(Observer photo by Chris Gray)
Dryden auctioneer to be
featured on History Channel
by CHRIS GRAYA Dryden resident's love of collecting and auctioning has landed him a spot on one of the History Channel's newest TV shows.
Observer Staff Writer
Ray Krakowski, a professional auctioneer and collector of mid-century items, will be featured on the April 25 episode of "Sold!" on the History Channel, airing at 9 p.m.
Krakowski has worked in the automotive industry for 30 years, but decided his "plan B" would involve his love of auctioning.
He has been a professional auctioneer and ringman for three years, starting his own company, "Auctioneers at Large." Auctioneers organize auctions and do the fast calling for bids, while ringmen help facilitate and assist auctioneers.
"I'm to the point now where I'm freelance ringwork, I've done a few auctions," he said. "I'm hoping down the road as this keeps developing to back off on the regular job and do this full time."
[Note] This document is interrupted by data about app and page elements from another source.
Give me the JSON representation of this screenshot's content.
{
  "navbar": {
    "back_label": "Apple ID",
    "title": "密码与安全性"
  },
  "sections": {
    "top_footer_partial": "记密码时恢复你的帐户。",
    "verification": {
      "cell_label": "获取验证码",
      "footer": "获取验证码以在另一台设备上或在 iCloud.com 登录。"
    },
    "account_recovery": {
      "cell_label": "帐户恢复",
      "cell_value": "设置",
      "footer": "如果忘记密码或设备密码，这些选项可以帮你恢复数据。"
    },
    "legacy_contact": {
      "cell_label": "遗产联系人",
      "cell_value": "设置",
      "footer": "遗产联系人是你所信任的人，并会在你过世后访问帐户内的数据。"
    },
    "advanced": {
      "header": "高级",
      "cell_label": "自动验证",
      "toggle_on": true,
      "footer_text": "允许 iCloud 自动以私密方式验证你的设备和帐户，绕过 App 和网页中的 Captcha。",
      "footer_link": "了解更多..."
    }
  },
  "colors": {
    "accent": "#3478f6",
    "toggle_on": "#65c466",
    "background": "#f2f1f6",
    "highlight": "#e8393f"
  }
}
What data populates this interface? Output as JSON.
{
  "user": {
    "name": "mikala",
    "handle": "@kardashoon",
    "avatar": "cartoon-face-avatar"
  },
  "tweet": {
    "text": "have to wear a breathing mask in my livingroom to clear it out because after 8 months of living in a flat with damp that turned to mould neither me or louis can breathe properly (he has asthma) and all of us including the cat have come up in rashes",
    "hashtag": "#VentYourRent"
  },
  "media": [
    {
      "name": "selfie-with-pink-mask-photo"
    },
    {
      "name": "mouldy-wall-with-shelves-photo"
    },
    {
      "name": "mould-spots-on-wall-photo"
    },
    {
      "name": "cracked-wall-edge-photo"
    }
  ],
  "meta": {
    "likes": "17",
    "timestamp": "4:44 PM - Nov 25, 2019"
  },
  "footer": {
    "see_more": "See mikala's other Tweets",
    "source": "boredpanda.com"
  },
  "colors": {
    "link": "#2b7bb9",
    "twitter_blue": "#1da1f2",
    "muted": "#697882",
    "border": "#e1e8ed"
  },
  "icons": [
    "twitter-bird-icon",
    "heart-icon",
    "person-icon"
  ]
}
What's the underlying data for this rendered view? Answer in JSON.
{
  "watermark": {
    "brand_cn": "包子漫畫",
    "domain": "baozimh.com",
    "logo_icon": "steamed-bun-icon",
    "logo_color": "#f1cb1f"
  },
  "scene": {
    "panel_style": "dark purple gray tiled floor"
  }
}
He said he became interested in the profession due to his love of collecting. He said ever since he began collecting stamps at age 10, he has been passionate about accumulating items, mainly old toys.
"It's kind of an extension of that whole thing," he said. "You still get to buy and sell, but you don't have to buy everything . . . you're kind of getting paid to go junking."
Krakowski said he first heard of the upcoming History Channel show through his membership with the National Auctioneers Association.
He responded to an e-mail from the producers of the show seeking a "picker" for a recurring role.
"I thought `what do I got to lose?'" he said.
The 10-episode show revolves around Bryant Auctions in Osage Beach, Missouri. After a number of calls and video conferences with the producers, Krakowski traveled down in his motor home in July to try out for the show.
He said he spoke with the show's producers as well as the auction house owner, Rick Bryant. He said they wanted someone more local for the recurring role, but were still interested in having him on the show.
"(Bryant) was a nice guy, we got along real well, and I think that's one of the reasons I was able to get back out there," he said.
It's hard not to see why producers were sold on featuring him. Krakowski's living room displays all sorts of collectibles from over the years: A large, orange sign hangs on the wall, old board games are perched on shelves, a World War I helmet sits nearby and toy cars sit in a cabinet.
"It's just neat, old vintage stuff," he said. "I've always been one to go hit the flea markets and garage sales and auctions. I'm always `junking' and always looking through stuff, it's always intrigued me to do that kind of stuff."
Producers asked if Krakowski wanted to sell a piece from his collection at an auction, and after showing them a few items they decided on a 1962 slot car set.
Without giving too much away, he said the slot car set sold for more than he expected to get for it, but said the experience far outweighed the earnings.
"I thought `you know what, I don't care how much it goes for. . .if I get this opportunity to go down there,'" he said. "For them to call me back and include me felt really, really good."
He admits he hasn't seen what they will be showing, so he'll be as surprised as everyone else when watching.
"It's going to be weird seeing myself on TV," he said with a laugh.